"Italy must recover 15 million euros from Tirrenia"

The European Commission has concluded that some Italian government's measures in favour of Tirrenia are incompatible with EU rules

A Tirrenia ferry in the port of Genoa

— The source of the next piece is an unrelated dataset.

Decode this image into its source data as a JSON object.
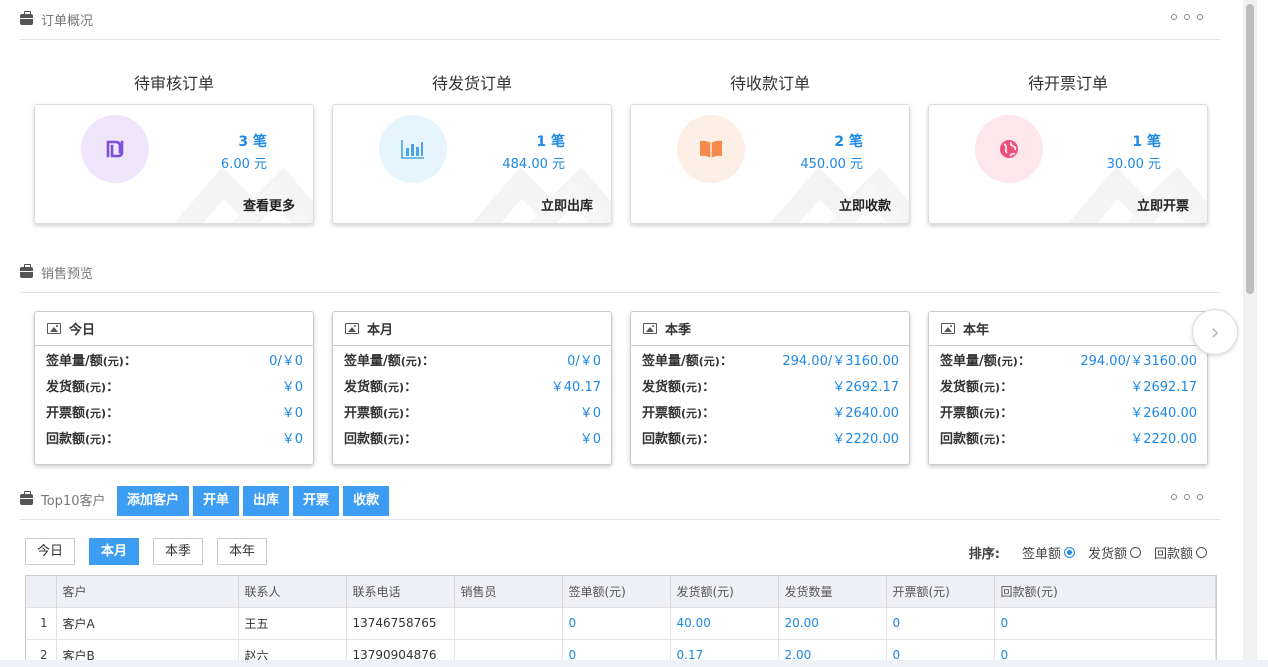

Brussels - The European Commission has concluded that the public service compensation granted since 2009 to Tirrenia di Navigazione and later to its acquirer Compagnia Italiana di Navigazione for the operation of ferry services in Italy is in line with EU State aid rules. However, it found that other measures in favour of Tirrenia are incompatible with EU State aid rules.
 
The Commission also concluded that the public service compensation granted between 1992 and 2008 to companies of the former Tirrenia Group (Adriatica, Caremar, Saremar, Siremar and Toremar) is in line with EU State aid rules, with the exception of aid for one specific route, which is incompatible. Italy must now recover €15 million of illegal aid.
 
"With these decisions we want to ensure that Italy can continue to provide these services on a regular basis throughout the year, and not only during the peak tourist season in the summer,” said Commission's Executive Vice-President Margrethe Vestager, in charge of competition policy.
 
Following a series of complaints, the Commission had launched in October 2011 an in-depth investigation into a number of public support measures in favour of companies of the former Tirrenia Group and their respective acquirers. The Commission had concerns that these measures may have given the companies an unfair competitive advantage over their competitors, in breach of EU State aid rules.
 
On the basis of its in-depth assessment, the Commission has concluded, among others, the following for the measures concerning Tirrenia and its acquirer CIN:
 
The illegal prolongation of the rescue aid to Tirrenia for one year beyond the six months duration foreseen is incompatible with the 2004 Guidelines on State aid for the rescue and restructuring of companies and has to be recovered; the use of funds, earmarked to upgrade ships, for liquidity purposes constitutes operating aid to Tirrenia as the company neither repaid those funds to the State nor used them for their original purpose (i.e. upgrading its ships). This aid is incompatible with the 2014 rescuing and restructuring Guidelines and therefore has to be recovered by Italy; the exemptions from certain taxes granted to Tirrenia in the context of the privatisation process, reducing the costs that Tirrenia would otherwise have had to bear itself, constitute aid incompatible with the Treaty on the Functioning of the European Union and has to be recovered by Italy.
 
The amount to be recovered is approximately 14 million euros (including interest). As the Commission has concluded that there is no economic continuity between Tirrenia and its acquirer CIN, recovery of the incompatible aid will be limited to Tirrenia, which is already in liquidation.
 
In a separate decision, the Commission also concluded its in-depth investigation into the public service compensation, for a total amount of more than 1.5 billion euros, granted between 1 January 1992 and 31 December 2008 to companies of the former Tirrenia Group (Adriatica, Caremar, Saremar, Siremar and Toremar).
 
After the EU General Court in 2009 annulled a Commission decision of 2004 approving the aid, the Commission has reassessed these measures. The Commission has found that: the aid granted for the provision of maritime cabotage transport services and the fiscal treatment of mineral oils used as fuel for shipping both constitute existing aid; the aid granted for the provision of international maritime transport services is compatible with EU 2011 SGEI Framework as it covered connections meeting public transport needs and did not distort competition to an extent contrary to the interests of the Union. However, aid granted to Adriatica for the operation of a route to/from Greece for the period January 1992 to July 1994 is incompatible with EU State aid rules as at that time Adriatica was involved in a price fixing cartel for the tariffs for commercial vehicles on that specific route. This aid will thus have to be recovered by Italy.
 
As Adriatica was acquired by Tirrenia in 2004 and, as mentioned, as the Commission has concluded that there is no economic continuity between Tirrenia and its acquirer CIN, Italy will have to recover the incompatible aid from Tirrenia, which is in liquidation. This amounts to approximately EUR 1 million (including interest).
 
 
 
 
©RIPRODUZIONE RISERVATA